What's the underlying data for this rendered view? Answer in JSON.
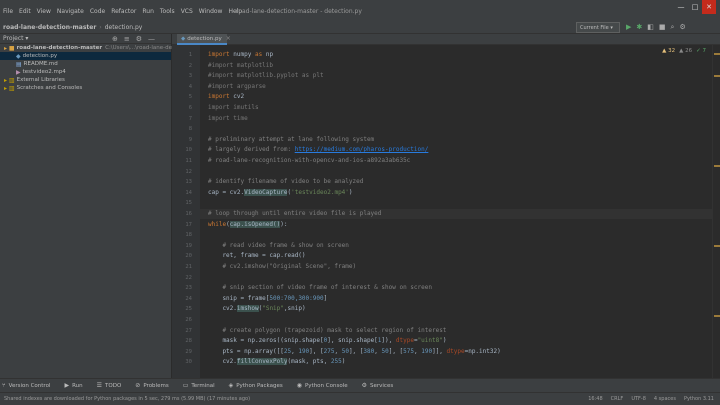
{
  "menu": {
    "items": [
      "File",
      "Edit",
      "View",
      "Navigate",
      "Code",
      "Refactor",
      "Run",
      "Tools",
      "VCS",
      "Window",
      "Help"
    ],
    "window_title": "road-lane-detection-master - detection.py"
  },
  "window_controls": {
    "minimize": "—",
    "maximize": "□",
    "close": "✕"
  },
  "navbar": {
    "breadcrumb_root": "road-lane-detection-master",
    "breadcrumb_file": "detection.py",
    "run_config": "Current File ▾"
  },
  "project": {
    "header_label": "Project ▾",
    "tree": [
      {
        "label": "road-lane-detection-master",
        "path": "C:\\Users\\...\\road-lane-detection-master",
        "kind": "folder",
        "indent": 0
      },
      {
        "label": "detection.py",
        "path": "",
        "kind": "py",
        "indent": 1
      },
      {
        "label": "README.md",
        "path": "",
        "kind": "md",
        "indent": 1
      },
      {
        "label": "testvideo2.mp4",
        "path": "",
        "kind": "mp4",
        "indent": 1
      },
      {
        "label": "External Libraries",
        "path": "",
        "kind": "lib",
        "indent": 0
      },
      {
        "label": "Scratches and Consoles",
        "path": "",
        "kind": "lib",
        "indent": 0
      }
    ]
  },
  "editor": {
    "tab_label": "detection.py",
    "inspections": {
      "warnings": "▲ 32",
      "weak": "▲ 26",
      "typos": "✓ 7"
    },
    "lines": [
      {
        "n": "1",
        "segs": [
          {
            "c": "kw",
            "t": "import "
          },
          {
            "c": "",
            "t": "numpy "
          },
          {
            "c": "kw",
            "t": "as "
          },
          {
            "c": "",
            "t": "np"
          }
        ]
      },
      {
        "n": "2",
        "segs": [
          {
            "c": "faded",
            "t": "#import matplotlib"
          }
        ]
      },
      {
        "n": "3",
        "segs": [
          {
            "c": "faded",
            "t": "#import matplotlib.pyplot as plt"
          }
        ]
      },
      {
        "n": "4",
        "segs": [
          {
            "c": "faded",
            "t": "#import argparse"
          }
        ]
      },
      {
        "n": "5",
        "segs": [
          {
            "c": "kw",
            "t": "import "
          },
          {
            "c": "",
            "t": "cv2"
          }
        ]
      },
      {
        "n": "6",
        "segs": [
          {
            "c": "faded",
            "t": "import imutils"
          }
        ]
      },
      {
        "n": "7",
        "segs": [
          {
            "c": "faded",
            "t": "import time"
          }
        ]
      },
      {
        "n": "8",
        "segs": []
      },
      {
        "n": "9",
        "segs": [
          {
            "c": "cm",
            "t": "# preliminary attempt at lane following system"
          }
        ]
      },
      {
        "n": "10",
        "segs": [
          {
            "c": "cm",
            "t": "# largely derived from: "
          },
          {
            "c": "link",
            "t": "https://medium.com/pharos-production/"
          }
        ]
      },
      {
        "n": "11",
        "segs": [
          {
            "c": "cm",
            "t": "# road-lane-recognition-with-opencv-and-ios-a892a3ab635c"
          }
        ]
      },
      {
        "n": "12",
        "segs": []
      },
      {
        "n": "13",
        "segs": [
          {
            "c": "cm",
            "t": "# identify filename of video to be analyzed"
          }
        ]
      },
      {
        "n": "14",
        "segs": [
          {
            "c": "",
            "t": "cap = cv2."
          },
          {
            "c": "hl",
            "t": "VideoCapture"
          },
          {
            "c": "",
            "t": "("
          },
          {
            "c": "str",
            "t": "'testvideo2.mp4'"
          },
          {
            "c": "",
            "t": ")"
          }
        ]
      },
      {
        "n": "15",
        "segs": []
      },
      {
        "n": "16",
        "segs": [
          {
            "c": "cm",
            "t": "# loop through until entire video file is played"
          }
        ]
      },
      {
        "n": "17",
        "segs": [
          {
            "c": "kw",
            "t": "while"
          },
          {
            "c": "",
            "t": "("
          },
          {
            "c": "hl",
            "t": "cap.isOpened()"
          },
          {
            "c": "",
            "t": "):"
          }
        ]
      },
      {
        "n": "18",
        "segs": []
      },
      {
        "n": "19",
        "segs": [
          {
            "c": "cm",
            "t": "    # read video frame & show on screen"
          }
        ]
      },
      {
        "n": "20",
        "segs": [
          {
            "c": "",
            "t": "    ret, frame = cap.read()"
          }
        ]
      },
      {
        "n": "21",
        "segs": [
          {
            "c": "cm",
            "t": "    # cv2.imshow(\"Original Scene\", frame)"
          }
        ]
      },
      {
        "n": "22",
        "segs": []
      },
      {
        "n": "23",
        "segs": [
          {
            "c": "cm",
            "t": "    # snip section of video frame of interest & show on screen"
          }
        ]
      },
      {
        "n": "24",
        "segs": [
          {
            "c": "",
            "t": "    snip = frame["
          },
          {
            "c": "num",
            "t": "500:700,300:900"
          },
          {
            "c": "",
            "t": "]"
          }
        ]
      },
      {
        "n": "25",
        "segs": [
          {
            "c": "",
            "t": "    cv2."
          },
          {
            "c": "hl",
            "t": "imshow"
          },
          {
            "c": "",
            "t": "("
          },
          {
            "c": "str",
            "t": "\"Snip\""
          },
          {
            "c": "",
            "t": ",snip)"
          }
        ]
      },
      {
        "n": "26",
        "segs": []
      },
      {
        "n": "27",
        "segs": [
          {
            "c": "cm",
            "t": "    # create polygon (trapezoid) mask to select region of interest"
          }
        ]
      },
      {
        "n": "28",
        "segs": [
          {
            "c": "",
            "t": "    mask = np.zeros((snip.shape["
          },
          {
            "c": "num",
            "t": "0"
          },
          {
            "c": "",
            "t": "], snip.shape["
          },
          {
            "c": "num",
            "t": "1"
          },
          {
            "c": "",
            "t": "]), "
          },
          {
            "c": "kwarg",
            "t": "dtype"
          },
          {
            "c": "",
            "t": "="
          },
          {
            "c": "str",
            "t": "\"uint8\""
          },
          {
            "c": "",
            "t": ")"
          }
        ]
      },
      {
        "n": "29",
        "segs": [
          {
            "c": "",
            "t": "    pts = np.array([["
          },
          {
            "c": "num",
            "t": "25"
          },
          {
            "c": "",
            "t": ", "
          },
          {
            "c": "num",
            "t": "190"
          },
          {
            "c": "",
            "t": "], ["
          },
          {
            "c": "num",
            "t": "275"
          },
          {
            "c": "",
            "t": ", "
          },
          {
            "c": "num",
            "t": "50"
          },
          {
            "c": "",
            "t": "], ["
          },
          {
            "c": "num",
            "t": "380"
          },
          {
            "c": "",
            "t": ", "
          },
          {
            "c": "num",
            "t": "50"
          },
          {
            "c": "",
            "t": "], ["
          },
          {
            "c": "num",
            "t": "575"
          },
          {
            "c": "",
            "t": ", "
          },
          {
            "c": "num",
            "t": "190"
          },
          {
            "c": "",
            "t": "]], "
          },
          {
            "c": "kwarg",
            "t": "dtype"
          },
          {
            "c": "",
            "t": "=np.int32)"
          }
        ]
      },
      {
        "n": "30",
        "segs": [
          {
            "c": "",
            "t": "    cv2."
          },
          {
            "c": "hl",
            "t": "fillConvexPoly"
          },
          {
            "c": "",
            "t": "(mask, pts, "
          },
          {
            "c": "num",
            "t": "255"
          },
          {
            "c": "",
            "t": ")"
          }
        ]
      }
    ]
  },
  "toolwindows": [
    {
      "label": "Version Control",
      "icon": "⑂"
    },
    {
      "label": "Run",
      "icon": "▶"
    },
    {
      "label": "TODO",
      "icon": "☰"
    },
    {
      "label": "Problems",
      "icon": "⊘"
    },
    {
      "label": "Terminal",
      "icon": "▭"
    },
    {
      "label": "Python Packages",
      "icon": "◈"
    },
    {
      "label": "Python Console",
      "icon": "◉"
    },
    {
      "label": "Services",
      "icon": "⚙"
    }
  ],
  "status": {
    "message": "Shared indexes are downloaded for Python packages in 5 sec, 279 ms (5.99 MB) (17 minutes ago)",
    "position": "16:48",
    "line_sep": "CRLF",
    "encoding": "UTF-8",
    "indent": "4 spaces",
    "interpreter": "Python 3.11"
  },
  "colors": {
    "accent": "#4a88c7",
    "background": "#2b2b2b",
    "panel": "#3c3f41"
  }
}
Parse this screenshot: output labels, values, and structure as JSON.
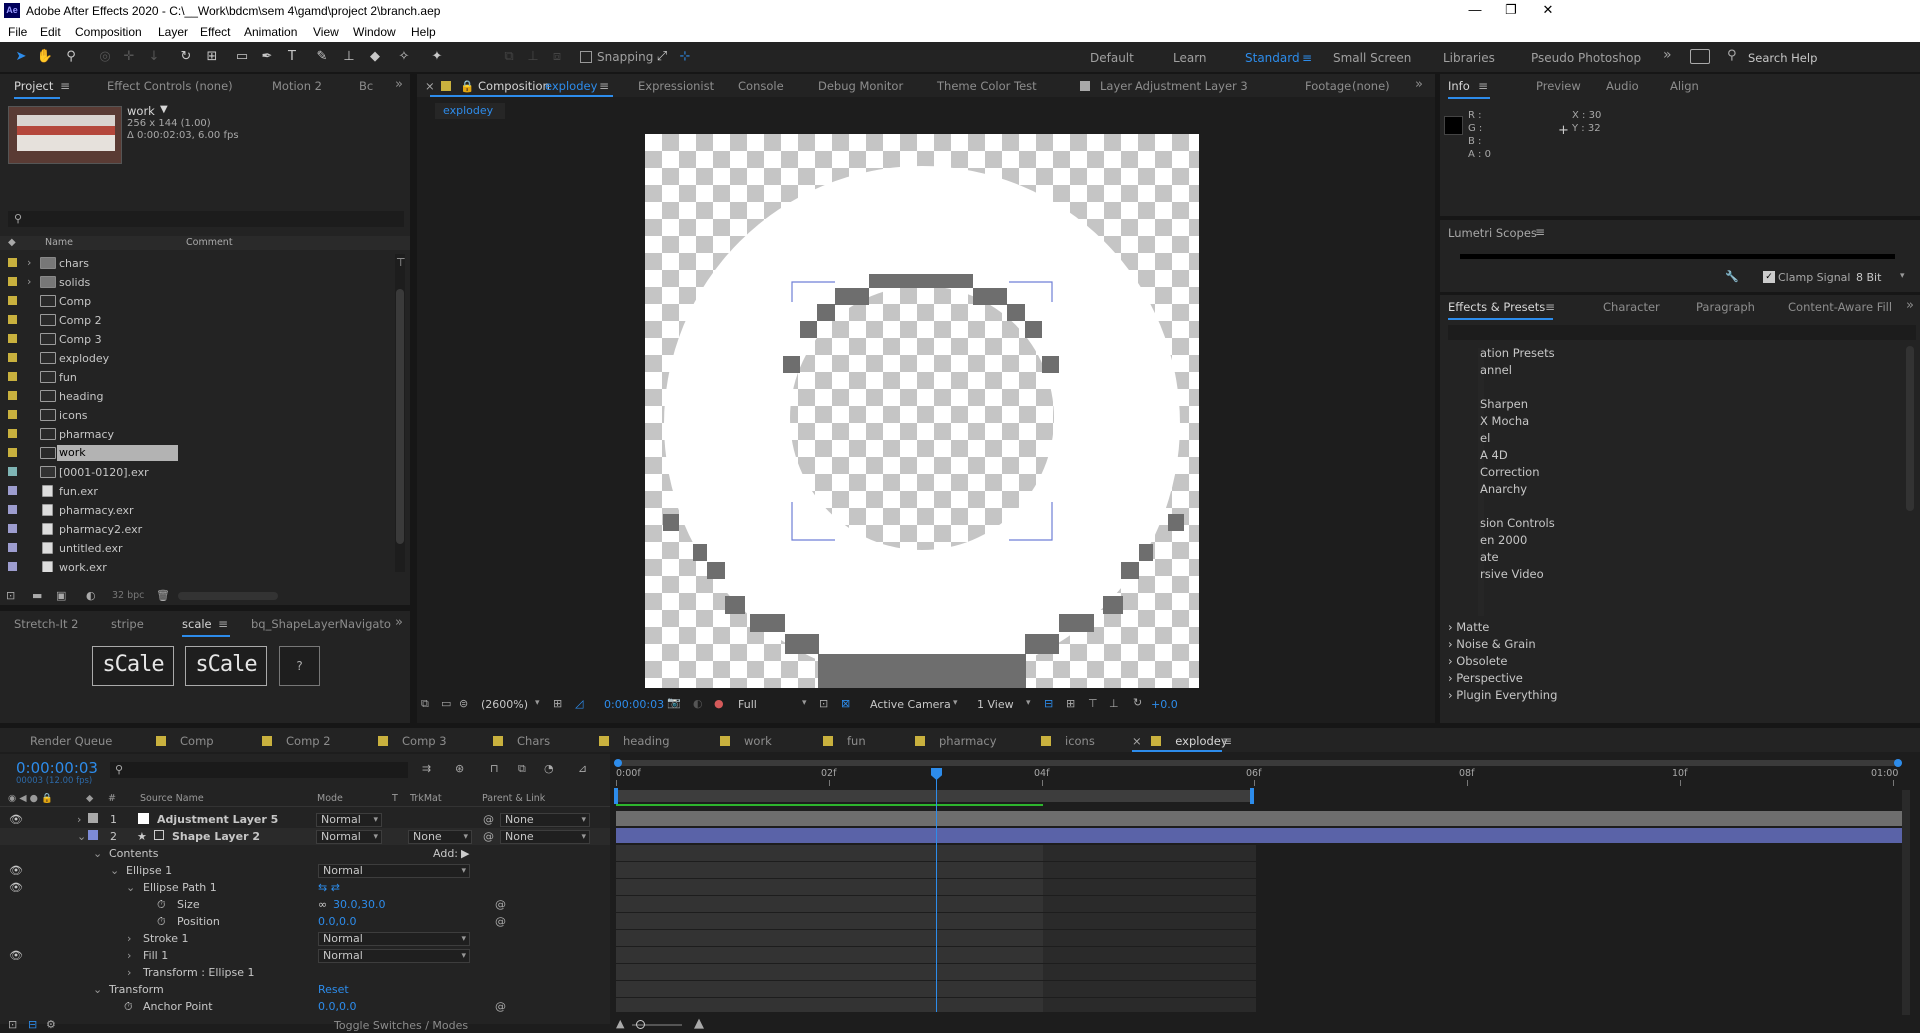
{
  "app": {
    "title": "Adobe After Effects 2020 - C:\\__Work\\bdcm\\sem 4\\gamd\\project 2\\branch.aep",
    "icon_text": "Ae",
    "window_controls": [
      "—",
      "❐",
      "✕"
    ]
  },
  "menu": [
    "File",
    "Edit",
    "Composition",
    "Layer",
    "Effect",
    "Animation",
    "View",
    "Window",
    "Help"
  ],
  "toolbar": {
    "snapping_label": "Snapping",
    "search_placeholder": "Search Help",
    "workspaces": [
      "Default",
      "Learn",
      "Standard",
      "Small Screen",
      "Libraries",
      "Pseudo Photoshop"
    ],
    "active_workspace": "Standard"
  },
  "project_panel": {
    "tabs": [
      "Project",
      "Effect Controls (none)",
      "Motion 2",
      "Bc"
    ],
    "selected": {
      "name": "work",
      "dims": "256 x 144 (1.00)",
      "duration": "Δ 0:00:02:03, 6.00 fps"
    },
    "search_placeholder": "",
    "columns": {
      "name": "Name",
      "comment": "Comment"
    },
    "items": [
      {
        "name": "chars",
        "type": "folder",
        "label": "#c9b13e"
      },
      {
        "name": "solids",
        "type": "folder",
        "label": "#c9b13e"
      },
      {
        "name": "Comp",
        "type": "comp",
        "label": "#c9b13e"
      },
      {
        "name": "Comp 2",
        "type": "comp",
        "label": "#c9b13e"
      },
      {
        "name": "Comp 3",
        "type": "comp",
        "label": "#c9b13e"
      },
      {
        "name": "explodey",
        "type": "comp",
        "label": "#c9b13e"
      },
      {
        "name": "fun",
        "type": "comp",
        "label": "#c9b13e"
      },
      {
        "name": "heading",
        "type": "comp",
        "label": "#c9b13e"
      },
      {
        "name": "icons",
        "type": "comp",
        "label": "#c9b13e"
      },
      {
        "name": "pharmacy",
        "type": "comp",
        "label": "#c9b13e"
      },
      {
        "name": "work",
        "type": "comp",
        "label": "#c9b13e",
        "selected": true
      },
      {
        "name": "[0001-0120].exr",
        "type": "seq",
        "label": "#7fb5b5"
      },
      {
        "name": "fun.exr",
        "type": "file",
        "label": "#9d9dcf"
      },
      {
        "name": "pharmacy.exr",
        "type": "file",
        "label": "#9d9dcf"
      },
      {
        "name": "pharmacy2.exr",
        "type": "file",
        "label": "#9d9dcf"
      },
      {
        "name": "untitled.exr",
        "type": "file",
        "label": "#9d9dcf"
      },
      {
        "name": "work.exr",
        "type": "file",
        "label": "#9d9dcf"
      }
    ],
    "bpc": "32 bpc"
  },
  "scale_panel": {
    "tabs": [
      "Stretch-It 2",
      "stripe",
      "scale",
      "bq_ShapeLayerNavigato"
    ],
    "buttons": [
      "sCale",
      "sCale",
      "?"
    ]
  },
  "comp_viewer": {
    "tabs": [
      "Composition",
      "explodey",
      "Expressionist",
      "Console",
      "Debug Monitor",
      "Theme Color Test",
      "Layer",
      "Adjustment Layer 3",
      "Footage",
      "(none)"
    ],
    "breadcrumb": "explodey",
    "footer": {
      "zoom": "(2600%)",
      "time": "0:00:00:03",
      "resolution": "Full",
      "camera": "Active Camera",
      "views": "1 View",
      "exposure": "+0.0"
    }
  },
  "info_panel": {
    "tabs": [
      "Info",
      "Preview",
      "Audio",
      "Align"
    ],
    "r": "R :",
    "g": "G :",
    "b": "B :",
    "a": "A :  0",
    "x": "X : 30",
    "y": "Y : 32"
  },
  "lumetri": {
    "title": "Lumetri Scopes",
    "clamp": "Clamp Signal",
    "bit": "8 Bit"
  },
  "effects_panel": {
    "tabs": [
      "Effects & Presets",
      "Character",
      "Paragraph",
      "Content-Aware Fill"
    ],
    "items": [
      "ation Presets",
      "annel",
      "",
      "Sharpen",
      "X Mocha",
      "el",
      "A 4D",
      "Correction",
      "Anarchy",
      "",
      "sion Controls",
      "en 2000",
      "ate",
      "rsive Video",
      "",
      ""
    ],
    "groups": [
      "Matte",
      "Noise & Grain",
      "Obsolete",
      "Perspective",
      "Plugin Everything"
    ]
  },
  "timeline": {
    "tabs": [
      {
        "name": "Render Queue",
        "color": ""
      },
      {
        "name": "Comp",
        "color": "#c9b13e"
      },
      {
        "name": "Comp 2",
        "color": "#c9b13e"
      },
      {
        "name": "Comp 3",
        "color": "#c9b13e"
      },
      {
        "name": "Chars",
        "color": "#c9b13e"
      },
      {
        "name": "heading",
        "color": "#c9b13e"
      },
      {
        "name": "work",
        "color": "#c9b13e"
      },
      {
        "name": "fun",
        "color": "#c9b13e"
      },
      {
        "name": "pharmacy",
        "color": "#c9b13e"
      },
      {
        "name": "icons",
        "color": "#c9b13e"
      },
      {
        "name": "explodey",
        "color": "#c9b13e",
        "active": true
      }
    ],
    "timecode": "0:00:00:03",
    "frames": "00003 (12.00 fps)",
    "headers": {
      "source": "Source Name",
      "mode": "Mode",
      "t": "T",
      "trkmat": "TrkMat",
      "parent": "Parent & Link"
    },
    "ruler": [
      "0:00f",
      "02f",
      "04f",
      "06f",
      "08f",
      "10f",
      "01:00"
    ],
    "layers": [
      {
        "num": "1",
        "name": "Adjustment Layer 5",
        "mode": "Normal",
        "trkmat": "",
        "parent": "None",
        "color": "#a9a9a9"
      },
      {
        "num": "2",
        "name": "Shape Layer 2",
        "mode": "Normal",
        "trkmat": "None",
        "parent": "None",
        "color": "#7d8bd6"
      }
    ],
    "props": {
      "contents": "Contents",
      "add": "Add:",
      "ellipse": "Ellipse 1",
      "ellipse_mode": "Normal",
      "path": "Ellipse Path 1",
      "size": "Size",
      "size_val": "30.0,30.0",
      "position": "Position",
      "position_val": "0.0,0.0",
      "stroke": "Stroke 1",
      "stroke_mode": "Normal",
      "fill": "Fill 1",
      "fill_mode": "Normal",
      "transform_ellipse": "Transform : Ellipse 1",
      "transform": "Transform",
      "reset": "Reset",
      "anchor": "Anchor Point",
      "anchor_val": "0.0,0.0"
    },
    "footer": "Toggle Switches / Modes"
  }
}
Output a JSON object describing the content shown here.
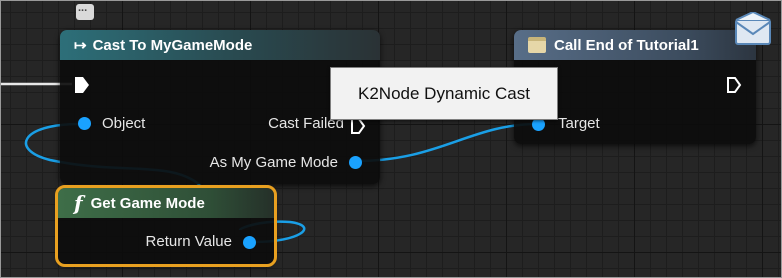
{
  "nodes": {
    "cast": {
      "title": "Cast To MyGameMode",
      "title_icon": "↦",
      "pins": {
        "object": "Object",
        "cast_failed": "Cast Failed",
        "as_my_game_mode": "As My Game Mode"
      }
    },
    "call": {
      "title": "Call End of Tutorial1",
      "pins": {
        "target": "Target"
      }
    },
    "get_game_mode": {
      "title": "Get Game Mode",
      "func_symbol": "f",
      "pins": {
        "return_value": "Return Value"
      }
    }
  },
  "tooltip": {
    "text": "K2Node Dynamic Cast"
  },
  "colors": {
    "object_pin": "#1aa2ff",
    "selection_outline": "#e8a020",
    "grid_background": "#262626"
  },
  "icons": [
    "comment-bubble-icon",
    "envelope-icon",
    "exec-pin-icon",
    "function-icon",
    "event-icon"
  ]
}
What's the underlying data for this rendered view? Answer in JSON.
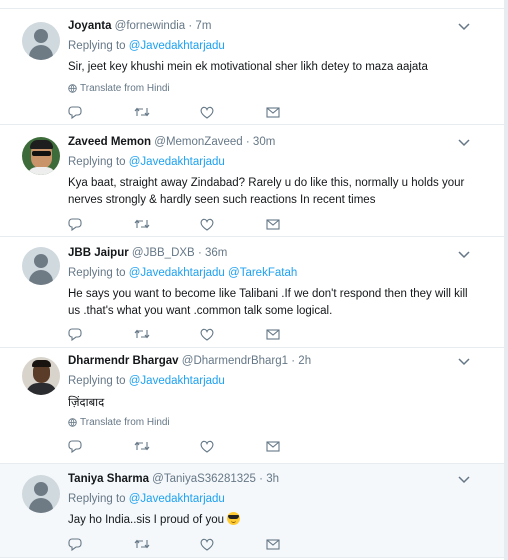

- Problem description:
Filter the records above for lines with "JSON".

- Task result:
What's the underlying data for this rendered view? Answer in JSON.
Parse this screenshot: output labels, values, and structure as JSON.
Output a JSON object describing the content shown here.
What's the underlying data for this rendered view? Answer in JSON.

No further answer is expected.